The BepiColombo Mercury Planetary Orbiter has a number of distinctive features, not least its 3.7 m wide radiator panel seen above. The radiator is designed to reflect heat directionally, allowing the spacecraft to fly at low altitude over the hot surface of the planet. Heat generated by spacecraft subsystems and payload components, as well as heat that comes from the Sun and Mercury and ‘leaks’ through the blankets into the spacecraft, is carried away to the radiator by heat pipes.
Most science instruments are mounted on the side of the spacecraft that will point at Mercury, with certain instruments or sensors located at the main radiator, to achieve the low detector temperatures needed for sensitive observations. For example, the rectangular panel with the small cylindrical protrusion at the bottom centre is the PHEBUS instrument, an ultraviolet spectrometer. Left of that, the small feature is MERTIS, a radiometer and thermal imaging spectrometer.
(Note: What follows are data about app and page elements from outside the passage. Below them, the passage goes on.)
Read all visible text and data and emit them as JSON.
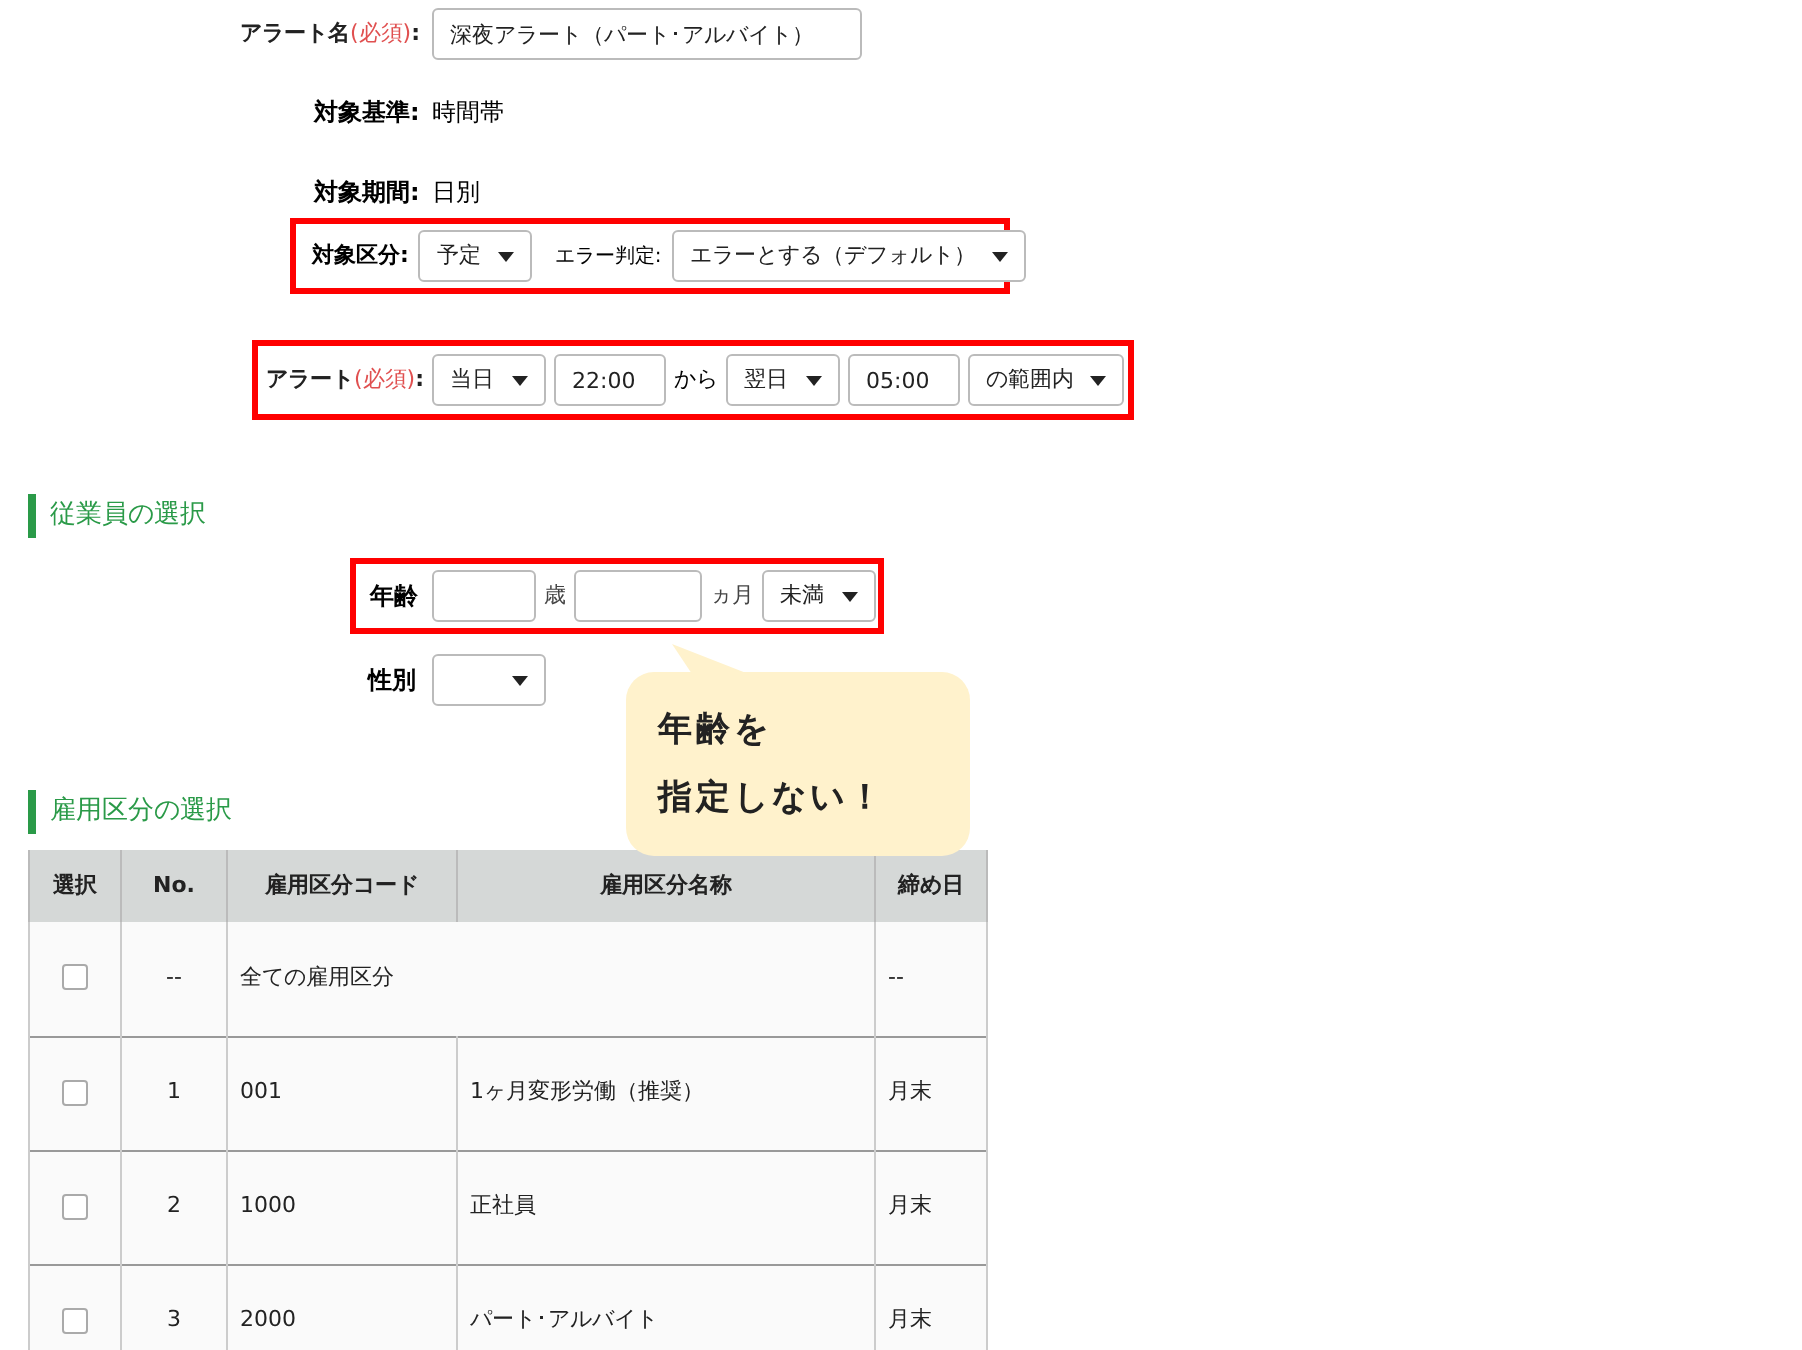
{
  "alert_name": {
    "label": "アラート名",
    "required": "(必須)",
    "separator": ":",
    "value": "深夜アラート（パート･アルバイト）"
  },
  "target_basis": {
    "label": "対象基準:",
    "value": "時間帯"
  },
  "target_period": {
    "label": "対象期間:",
    "value": "日別"
  },
  "target_class": {
    "label": "対象区分:",
    "select": "予定",
    "error_label": "エラー判定:",
    "error_select": "エラーとする（デフォルト）"
  },
  "alert": {
    "label": "アラート",
    "required": "(必須)",
    "separator": ":",
    "start_day": "当日",
    "start_time": "22:00",
    "from": "から",
    "end_day": "翌日",
    "end_time": "05:00",
    "range": "の範囲内"
  },
  "employee_section": {
    "title": "従業員の選択",
    "age_label": "年齢",
    "years_unit": "歳",
    "months_unit": "ヵ月",
    "age_condition": "未満",
    "gender_label": "性別"
  },
  "callout": {
    "lines": [
      "年齢を",
      "指定しない！"
    ]
  },
  "employment_section": {
    "title": "雇用区分の選択"
  },
  "table": {
    "columns": [
      "選択",
      "No.",
      "雇用区分コード",
      "雇用区分名称",
      "締め日"
    ],
    "rows": [
      {
        "checked": false,
        "no": "--",
        "code": "全ての雇用区分",
        "name": "",
        "closing": "--"
      },
      {
        "checked": false,
        "no": "1",
        "code": "001",
        "name": "1ヶ月変形労働（推奨）",
        "closing": "月末"
      },
      {
        "checked": false,
        "no": "2",
        "code": "1000",
        "name": "正社員",
        "closing": "月末"
      },
      {
        "checked": false,
        "no": "3",
        "code": "2000",
        "name": "パート･アルバイト",
        "closing": "月末"
      }
    ]
  }
}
The three oval shapes indicate startrackers, used for navigation, and the two red squares on the side are sun sensors. A low-gain antenna is situated above the sun sensors.